Proteins are large, complex molecules that play a central role in the structure and function of living cells. Enzymes are substances that speed up chemical reactions or catalyze them to make new compounds from simpler ones without being used themselves (in contrast with reactants). Proteins consist of one or more chains called polypeptides which fold into shapes determined by their secondary and tertiary structures. The sequence of amino acids determines these shapes; this is known as protein primary structure. Different proteins can be produced when the same gene codes for different amino acid sequences.
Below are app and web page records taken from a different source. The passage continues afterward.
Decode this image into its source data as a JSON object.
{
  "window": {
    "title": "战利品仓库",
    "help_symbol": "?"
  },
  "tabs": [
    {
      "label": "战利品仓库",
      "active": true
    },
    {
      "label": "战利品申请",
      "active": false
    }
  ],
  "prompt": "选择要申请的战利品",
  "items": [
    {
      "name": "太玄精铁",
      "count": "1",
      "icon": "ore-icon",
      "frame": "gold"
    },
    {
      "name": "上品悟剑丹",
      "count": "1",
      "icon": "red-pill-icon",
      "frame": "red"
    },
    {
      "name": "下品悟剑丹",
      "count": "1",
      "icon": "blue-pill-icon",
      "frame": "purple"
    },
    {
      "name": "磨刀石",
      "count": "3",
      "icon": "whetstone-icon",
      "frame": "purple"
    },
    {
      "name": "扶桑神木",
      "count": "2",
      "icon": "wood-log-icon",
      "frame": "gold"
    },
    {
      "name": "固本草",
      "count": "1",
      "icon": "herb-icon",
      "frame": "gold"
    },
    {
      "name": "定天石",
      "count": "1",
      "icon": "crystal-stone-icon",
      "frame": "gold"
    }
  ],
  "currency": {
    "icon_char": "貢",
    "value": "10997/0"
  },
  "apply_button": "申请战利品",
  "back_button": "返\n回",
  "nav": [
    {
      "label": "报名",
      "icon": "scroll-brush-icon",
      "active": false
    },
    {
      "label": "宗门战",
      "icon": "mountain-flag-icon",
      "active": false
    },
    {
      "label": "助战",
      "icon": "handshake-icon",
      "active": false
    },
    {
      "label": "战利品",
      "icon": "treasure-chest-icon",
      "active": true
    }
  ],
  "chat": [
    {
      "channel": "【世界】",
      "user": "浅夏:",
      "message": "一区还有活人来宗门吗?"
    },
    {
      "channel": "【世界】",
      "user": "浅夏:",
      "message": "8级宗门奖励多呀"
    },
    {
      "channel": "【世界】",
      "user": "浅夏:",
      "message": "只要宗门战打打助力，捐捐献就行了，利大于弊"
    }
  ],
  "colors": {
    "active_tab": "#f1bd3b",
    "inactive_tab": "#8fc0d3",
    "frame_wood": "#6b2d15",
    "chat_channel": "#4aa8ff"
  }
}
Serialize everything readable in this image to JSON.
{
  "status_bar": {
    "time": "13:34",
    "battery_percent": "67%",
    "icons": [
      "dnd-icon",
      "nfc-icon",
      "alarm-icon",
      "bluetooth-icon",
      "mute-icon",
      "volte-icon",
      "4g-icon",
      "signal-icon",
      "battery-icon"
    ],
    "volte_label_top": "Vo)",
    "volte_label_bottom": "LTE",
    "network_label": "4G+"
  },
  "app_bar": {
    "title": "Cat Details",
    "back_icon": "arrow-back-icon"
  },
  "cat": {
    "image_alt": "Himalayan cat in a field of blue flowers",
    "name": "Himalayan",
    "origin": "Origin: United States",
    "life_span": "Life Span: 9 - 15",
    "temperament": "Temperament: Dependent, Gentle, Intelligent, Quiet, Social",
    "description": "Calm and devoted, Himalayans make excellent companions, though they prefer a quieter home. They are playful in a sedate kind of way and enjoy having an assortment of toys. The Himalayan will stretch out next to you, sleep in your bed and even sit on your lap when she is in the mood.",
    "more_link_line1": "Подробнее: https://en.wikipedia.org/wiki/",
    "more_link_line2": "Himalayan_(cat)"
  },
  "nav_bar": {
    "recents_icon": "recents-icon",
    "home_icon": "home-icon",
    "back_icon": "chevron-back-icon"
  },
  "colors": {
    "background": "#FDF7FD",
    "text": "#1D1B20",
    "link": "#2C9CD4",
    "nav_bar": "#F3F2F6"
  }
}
This is because each gene contains a code letter specifying what type of molecule it creates: an RNA chain carrying instructions on how to build enzymes,  a tRNA carrying instructions on how to build proteins, or a ribosome carrying instructions for assembling components of the protein.

– gene alternative function of living cells  enzymatic substances that speed up chemical reactions catalyze them make new compounds simpler ones without being used themselves contrast reactants  molecules consist chains called polypeptides fold into shapes determined by their secondary tertiary structures sequence amino acids determines these shapes known as primary structure different proteins can be produced same gene codes for different amino acid sequences because each gene contains code letter specifying what type of molecule it creates RNA chain carrying instructions building enzymes tRNA carrying instructions building proteins ribosome carrying instructions assembling components protein

– gene alternative function of living cells enzymatic substances that speed up chemical reactions catalyze them

Chromosomes

Chromosomes are long thread-like packages of DNA. They contain the genetic blueprints for all living things and provide a history book for evolution, with mutations recorded as they occur.

– Each chromosome is made up of two identical strands that share some regions (exons) and others not so much (introns). – The gene pairs in chromosomes can be thought of as letters: A is next to T; C is next to G; D is next to B on opposite sides of the same strand… – There are 23 pairs called human autosomes which means there are 46 individual genes located on each copy if you count both copies or 22 pairs if you only look at one side because we have two copies per chromosome set unlike other.

Genotype

-Genotype is the genetic makeup of an organism. -The genes on a person’s genotypes can be dominant or recessive, and they may express certain traits like hair color.

-There are many different types of gene mutations that alter the physical appearance of an individual as well as cognitive abilities. -Many conditions result from various combinations of these variants in their genotypes.

-A mutation doesn’t happen all at once but accumulates over generations through random errors when DNA replicates itself for cell division; some versions will naturally occur more often than others because they don’t have any other effects on survival functions such as reproduction rates or responses to environmental changes–this process is called natural selection.

Phenotype

Phenotype is the physical manifestation of an individual’s genotype. The phenotype is what actually interacts with the environment and other organisms, rather than the gene itself. It includes all three aspects–the organism’s appearance (also called its morphology), physiology, and behavior as influenced by genes that are not part of their DNA sequence. Phenotypes can be dominant or recessive, and they may express certain traits like hair color.

-There are many different types of gene mutations that alter the physical appearance of an individual as well as cognitive abilities; these conditions result from various combinations of these variants in their genotypes -A mutation doesn’t happen all at once but accumulates over generations through random errors when DNA replicates itself for cell division.